• Task directions
Filter the entries below, keeping only lines with the word "program".
----------
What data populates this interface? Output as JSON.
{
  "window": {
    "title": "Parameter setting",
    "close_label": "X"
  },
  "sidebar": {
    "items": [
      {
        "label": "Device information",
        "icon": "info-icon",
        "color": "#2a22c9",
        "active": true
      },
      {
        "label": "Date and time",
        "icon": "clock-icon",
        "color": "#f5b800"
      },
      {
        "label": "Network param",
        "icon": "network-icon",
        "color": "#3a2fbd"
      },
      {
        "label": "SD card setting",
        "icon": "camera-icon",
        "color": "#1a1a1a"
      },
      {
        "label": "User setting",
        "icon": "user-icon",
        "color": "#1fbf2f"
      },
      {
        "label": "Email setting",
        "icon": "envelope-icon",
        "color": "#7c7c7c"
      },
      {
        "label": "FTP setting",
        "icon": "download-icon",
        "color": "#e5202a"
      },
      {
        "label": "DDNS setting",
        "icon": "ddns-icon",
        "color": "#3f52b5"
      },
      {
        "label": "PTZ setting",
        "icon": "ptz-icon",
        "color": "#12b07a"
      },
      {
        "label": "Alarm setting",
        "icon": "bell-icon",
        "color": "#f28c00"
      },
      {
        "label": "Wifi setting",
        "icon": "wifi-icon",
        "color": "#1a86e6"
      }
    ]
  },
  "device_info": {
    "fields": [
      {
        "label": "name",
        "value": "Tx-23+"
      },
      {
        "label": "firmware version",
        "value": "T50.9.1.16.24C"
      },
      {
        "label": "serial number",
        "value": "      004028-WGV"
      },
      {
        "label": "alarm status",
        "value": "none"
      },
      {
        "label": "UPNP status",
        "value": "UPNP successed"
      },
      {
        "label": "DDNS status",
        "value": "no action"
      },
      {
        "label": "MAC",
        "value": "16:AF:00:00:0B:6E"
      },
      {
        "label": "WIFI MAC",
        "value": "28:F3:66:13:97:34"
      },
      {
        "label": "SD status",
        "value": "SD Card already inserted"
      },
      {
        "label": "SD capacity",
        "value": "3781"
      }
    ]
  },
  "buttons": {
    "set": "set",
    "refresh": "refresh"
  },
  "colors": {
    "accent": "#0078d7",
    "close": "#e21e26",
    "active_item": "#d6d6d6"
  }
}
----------
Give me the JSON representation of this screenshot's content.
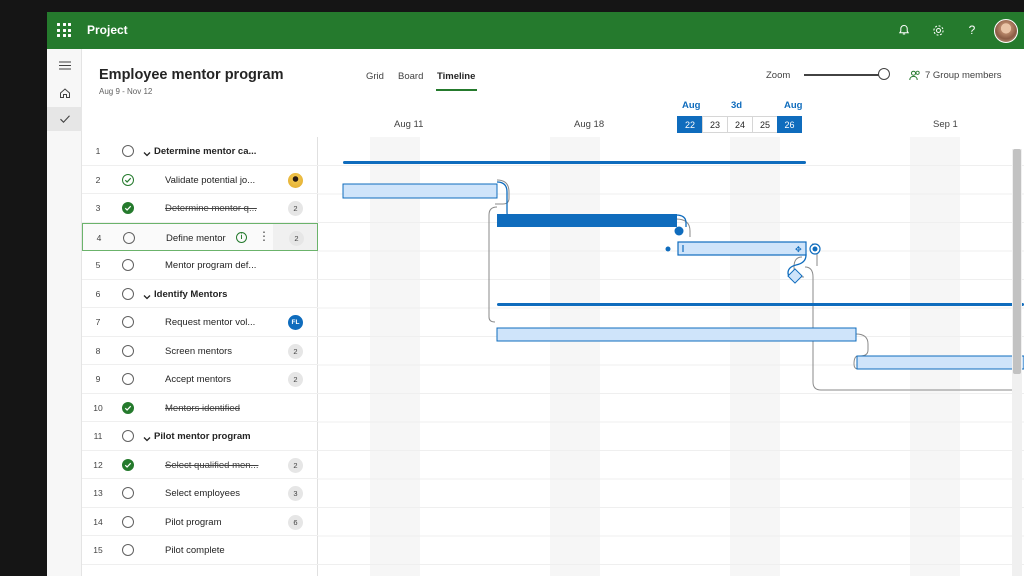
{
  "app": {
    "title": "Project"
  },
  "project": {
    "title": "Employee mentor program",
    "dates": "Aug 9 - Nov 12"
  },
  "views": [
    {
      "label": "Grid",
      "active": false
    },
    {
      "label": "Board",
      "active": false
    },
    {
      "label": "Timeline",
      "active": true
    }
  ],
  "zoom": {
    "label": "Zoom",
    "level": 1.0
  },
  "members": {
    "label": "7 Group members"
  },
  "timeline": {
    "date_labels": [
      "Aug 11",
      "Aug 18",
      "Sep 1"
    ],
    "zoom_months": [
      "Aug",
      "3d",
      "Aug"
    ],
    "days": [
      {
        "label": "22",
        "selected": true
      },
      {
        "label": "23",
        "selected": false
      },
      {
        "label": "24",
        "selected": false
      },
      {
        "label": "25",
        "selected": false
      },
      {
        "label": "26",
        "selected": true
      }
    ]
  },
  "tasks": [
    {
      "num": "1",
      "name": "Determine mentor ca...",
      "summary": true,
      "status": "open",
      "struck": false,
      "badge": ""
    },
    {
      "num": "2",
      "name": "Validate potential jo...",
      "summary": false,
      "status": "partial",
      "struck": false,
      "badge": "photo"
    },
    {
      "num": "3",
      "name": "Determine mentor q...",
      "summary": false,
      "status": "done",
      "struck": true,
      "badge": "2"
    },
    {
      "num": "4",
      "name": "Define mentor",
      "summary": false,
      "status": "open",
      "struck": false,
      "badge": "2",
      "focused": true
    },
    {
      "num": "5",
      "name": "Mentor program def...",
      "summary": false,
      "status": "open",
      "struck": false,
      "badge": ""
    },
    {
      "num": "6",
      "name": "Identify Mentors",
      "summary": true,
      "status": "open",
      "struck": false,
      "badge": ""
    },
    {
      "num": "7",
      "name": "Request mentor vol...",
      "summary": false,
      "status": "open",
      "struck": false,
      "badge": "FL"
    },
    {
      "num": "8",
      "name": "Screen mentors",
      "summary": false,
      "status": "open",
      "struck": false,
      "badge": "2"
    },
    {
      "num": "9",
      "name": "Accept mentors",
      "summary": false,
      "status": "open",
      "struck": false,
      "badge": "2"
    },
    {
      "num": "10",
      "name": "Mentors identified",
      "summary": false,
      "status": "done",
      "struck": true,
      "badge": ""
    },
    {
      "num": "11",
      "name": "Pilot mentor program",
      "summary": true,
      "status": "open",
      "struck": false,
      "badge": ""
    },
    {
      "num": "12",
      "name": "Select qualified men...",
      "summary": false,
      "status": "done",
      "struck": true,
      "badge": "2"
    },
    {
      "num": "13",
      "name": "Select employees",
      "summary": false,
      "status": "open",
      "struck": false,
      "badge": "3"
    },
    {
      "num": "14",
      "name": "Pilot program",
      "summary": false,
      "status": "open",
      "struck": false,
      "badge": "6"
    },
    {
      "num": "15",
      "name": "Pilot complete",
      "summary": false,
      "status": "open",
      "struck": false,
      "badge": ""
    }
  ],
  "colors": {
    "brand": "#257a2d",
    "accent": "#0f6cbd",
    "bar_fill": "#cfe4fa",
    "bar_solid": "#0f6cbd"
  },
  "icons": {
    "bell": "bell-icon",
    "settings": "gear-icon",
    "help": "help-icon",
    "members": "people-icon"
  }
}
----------
• Written answer
    "title": "Employee mentor program",
      "name": "Mentor program def...",
      "name": "Pilot mentor program",
      "name": "Pilot program",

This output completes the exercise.